PROBLEM DESCRIPTION: Every line of the data below is to be given again as it appears, with the images removed.

<<<<

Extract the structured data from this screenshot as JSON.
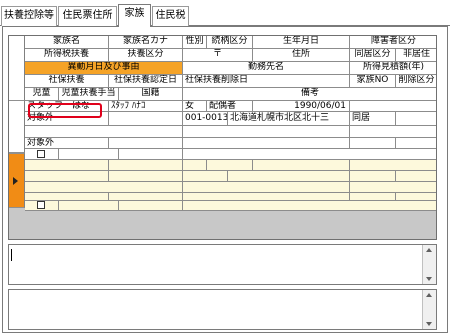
{
  "tabs": [
    {
      "label": "扶養控除等"
    },
    {
      "label": "住民票住所"
    },
    {
      "label": "家族"
    },
    {
      "label": "住民税"
    }
  ],
  "header": {
    "row1": [
      "家族名",
      "家族名カナ",
      "性別",
      "続柄区分",
      "生年月日",
      "障害者区分"
    ],
    "row2": [
      "所得税扶養",
      "扶養区分",
      "〒",
      "住所",
      "同居区分",
      "非居住"
    ],
    "row3": [
      "異動月日及び事由",
      "勤務先名",
      "所得見積額(年)"
    ],
    "row4": [
      "社保扶養",
      "社保扶養認定日",
      "社保扶養削除日",
      "家族NO",
      "削除区分"
    ],
    "row5": [
      "児童",
      "児童扶養手当",
      "国籍",
      "備考"
    ]
  },
  "record1": {
    "name": "スタッフ　はな",
    "kana": "ｽﾀｯﾌ ﾊﾅｺ",
    "gender": "女",
    "relation": "配偶者",
    "birthdate": "1990/06/01",
    "tax_dependent": "対象外",
    "postal": "001-0013",
    "address": "北海道札幌市北区北十三",
    "cohabit": "同居",
    "social_dependent": "対象外"
  },
  "colors": {
    "orange_header": "#f5a327",
    "row_marker": "#f18c15",
    "yellow_row": "#fdf9dc",
    "highlight": "#e0001b"
  }
}
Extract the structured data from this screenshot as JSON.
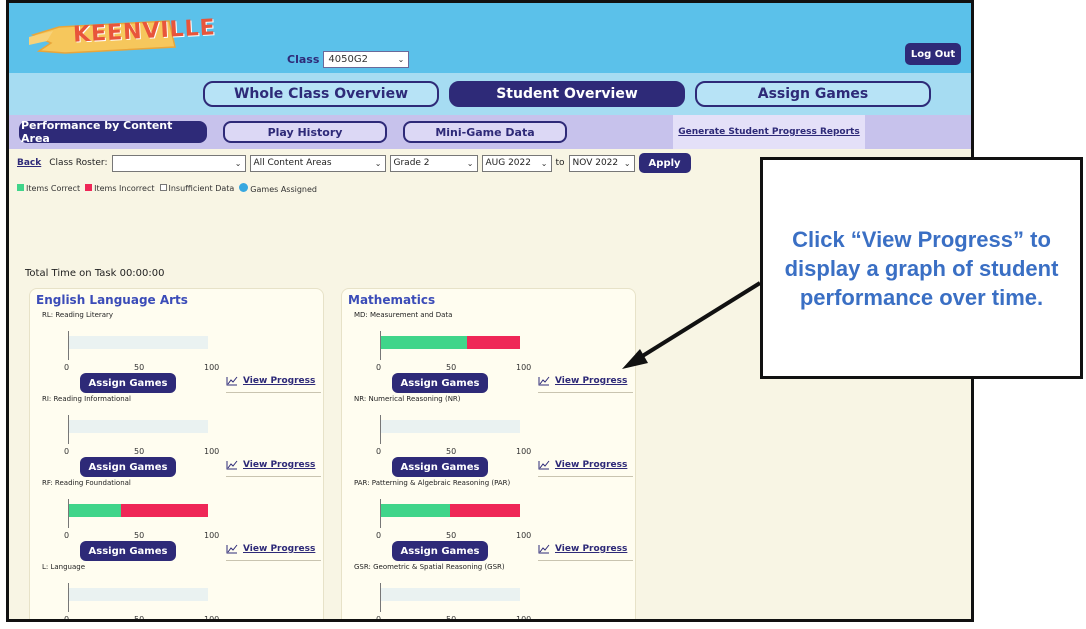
{
  "header": {
    "logo_text": "KEENVILLE",
    "class_label": "Class",
    "class_value": "4050G2",
    "logout_label": "Log Out"
  },
  "main_tabs": [
    {
      "label": "Whole Class Overview",
      "active": false
    },
    {
      "label": "Student Overview",
      "active": true
    },
    {
      "label": "Assign Games",
      "active": false
    }
  ],
  "sub_tabs": [
    {
      "label": "Performance by Content Area",
      "active": true
    },
    {
      "label": "Play History",
      "active": false
    },
    {
      "label": "Mini-Game Data",
      "active": false
    }
  ],
  "generate_report_label": "Generate Student Progress Reports",
  "filters": {
    "back_label": "Back",
    "roster_label": "Class Roster:",
    "roster_value": "",
    "content_area_value": "All Content Areas",
    "grade_value": "Grade 2",
    "from_value": "AUG 2022",
    "to_label": "to",
    "to_value": "NOV 2022",
    "apply_label": "Apply"
  },
  "legend": {
    "correct_label": "Items Correct",
    "incorrect_label": "Items Incorrect",
    "insufficient_label": "Insufficient Data",
    "games_assigned_label": "Games Assigned"
  },
  "colors": {
    "correct": "#40d58a",
    "incorrect": "#ef2757",
    "navy": "#2e2a78",
    "games_assigned": "#37a8e0",
    "callout_text": "#3a6fc4"
  },
  "total_time": "Total Time on Task 00:00:00",
  "axis_ticks": [
    "0",
    "50",
    "100"
  ],
  "assign_label": "Assign Games",
  "view_progress_label": "View Progress",
  "view_progress_icon": "line-chart-icon",
  "panels": [
    {
      "title": "English Language Arts",
      "sections": [
        {
          "label": "RL: Reading Literary",
          "correct_pct": 0,
          "incorrect_pct": 0
        },
        {
          "label": "RI: Reading Informational",
          "correct_pct": 0,
          "incorrect_pct": 0
        },
        {
          "label": "RF: Reading Foundational",
          "correct_pct": 38,
          "incorrect_pct": 62
        },
        {
          "label": "L: Language",
          "correct_pct": 0,
          "incorrect_pct": 0
        }
      ]
    },
    {
      "title": "Mathematics",
      "sections": [
        {
          "label": "MD: Measurement and Data",
          "correct_pct": 62,
          "incorrect_pct": 38
        },
        {
          "label": "NR: Numerical Reasoning (NR)",
          "correct_pct": 0,
          "incorrect_pct": 0
        },
        {
          "label": "PAR: Patterning & Algebraic Reasoning (PAR)",
          "correct_pct": 50,
          "incorrect_pct": 50
        },
        {
          "label": "GSR: Geometric & Spatial Reasoning (GSR)",
          "correct_pct": 0,
          "incorrect_pct": 0
        }
      ]
    }
  ],
  "callout_text": "Click “View Progress” to display a graph of student performance over time."
}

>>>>

WRITTEN RESPONSE:
Extract the structured data from this screenshot as JSON.
{
  "tabs": [
    {
      "label": "扶養控除等"
    },
    {
      "label": "住民票住所"
    },
    {
      "label": "家族"
    },
    {
      "label": "住民税"
    }
  ],
  "header": {
    "row1": [
      "家族名",
      "家族名カナ",
      "性別",
      "続柄区分",
      "生年月日",
      "障害者区分"
    ],
    "row2": [
      "所得税扶養",
      "扶養区分",
      "〒",
      "住所",
      "同居区分",
      "非居住"
    ],
    "row3": [
      "異動月日及び事由",
      "勤務先名",
      "所得見積額(年)"
    ],
    "row4": [
      "社保扶養",
      "社保扶養認定日",
      "社保扶養削除日",
      "家族NO",
      "削除区分"
    ],
    "row5": [
      "児童",
      "児童扶養手当",
      "国籍",
      "備考"
    ]
  },
  "record1": {
    "name": "スタッフ　はな",
    "kana": "ｽﾀｯﾌ ﾊﾅｺ",
    "gender": "女",
    "relation": "配偶者",
    "birthdate": "1990/06/01",
    "tax_dependent": "対象外",
    "postal": "001-0013",
    "address": "北海道札幌市北区北十三",
    "cohabit": "同居",
    "social_dependent": "対象外"
  },
  "colors": {
    "orange_header": "#f5a327",
    "row_marker": "#f18c15",
    "yellow_row": "#fdf9dc",
    "highlight": "#e0001b"
  }
}
Extract the structured data from this screenshot as JSON.
{
  "header": {
    "logo_text": "KEENVILLE",
    "class_label": "Class",
    "class_value": "4050G2",
    "logout_label": "Log Out"
  },
  "main_tabs": [
    {
      "label": "Whole Class Overview",
      "active": false
    },
    {
      "label": "Student Overview",
      "active": true
    },
    {
      "label": "Assign Games",
      "active": false
    }
  ],
  "sub_tabs": [
    {
      "label": "Performance by Content Area",
      "active": true
    },
    {
      "label": "Play History",
      "active": false
    },
    {
      "label": "Mini-Game Data",
      "active": false
    }
  ],
  "generate_report_label": "Generate Student Progress Reports",
  "filters": {
    "back_label": "Back",
    "roster_label": "Class Roster:",
    "roster_value": "",
    "content_area_value": "All Content Areas",
    "grade_value": "Grade 2",
    "from_value": "AUG 2022",
    "to_label": "to",
    "to_value": "NOV 2022",
    "apply_label": "Apply"
  },
  "legend": {
    "correct_label": "Items Correct",
    "incorrect_label": "Items Incorrect",
    "insufficient_label": "Insufficient Data",
    "games_assigned_label": "Games Assigned"
  },
  "colors": {
    "correct": "#40d58a",
    "incorrect": "#ef2757",
    "navy": "#2e2a78",
    "games_assigned": "#37a8e0",
    "callout_text": "#3a6fc4"
  },
  "total_time": "Total Time on Task 00:00:00",
  "axis_ticks": [
    "0",
    "50",
    "100"
  ],
  "assign_label": "Assign Games",
  "view_progress_label": "View Progress",
  "view_progress_icon": "line-chart-icon",
  "panels": [
    {
      "title": "English Language Arts",
      "sections": [
        {
          "label": "RL: Reading Literary",
          "correct_pct": 0,
          "incorrect_pct": 0
        },
        {
          "label": "RI: Reading Informational",
          "correct_pct": 0,
          "incorrect_pct": 0
        },
        {
          "label": "RF: Reading Foundational",
          "correct_pct": 38,
          "incorrect_pct": 62
        },
        {
          "label": "L: Language",
          "correct_pct": 0,
          "incorrect_pct": 0
        }
      ]
    },
    {
      "title": "Mathematics",
      "sections": [
        {
          "label": "MD: Measurement and Data",
          "correct_pct": 62,
          "incorrect_pct": 38
        },
        {
          "label": "NR: Numerical Reasoning (NR)",
          "correct_pct": 0,
          "incorrect_pct": 0
        },
        {
          "label": "PAR: Patterning & Algebraic Reasoning (PAR)",
          "correct_pct": 50,
          "incorrect_pct": 50
        },
        {
          "label": "GSR: Geometric & Spatial Reasoning (GSR)",
          "correct_pct": 0,
          "incorrect_pct": 0
        }
      ]
    }
  ],
  "callout_text": "Click “View Progress” to display a graph of student performance over time."
}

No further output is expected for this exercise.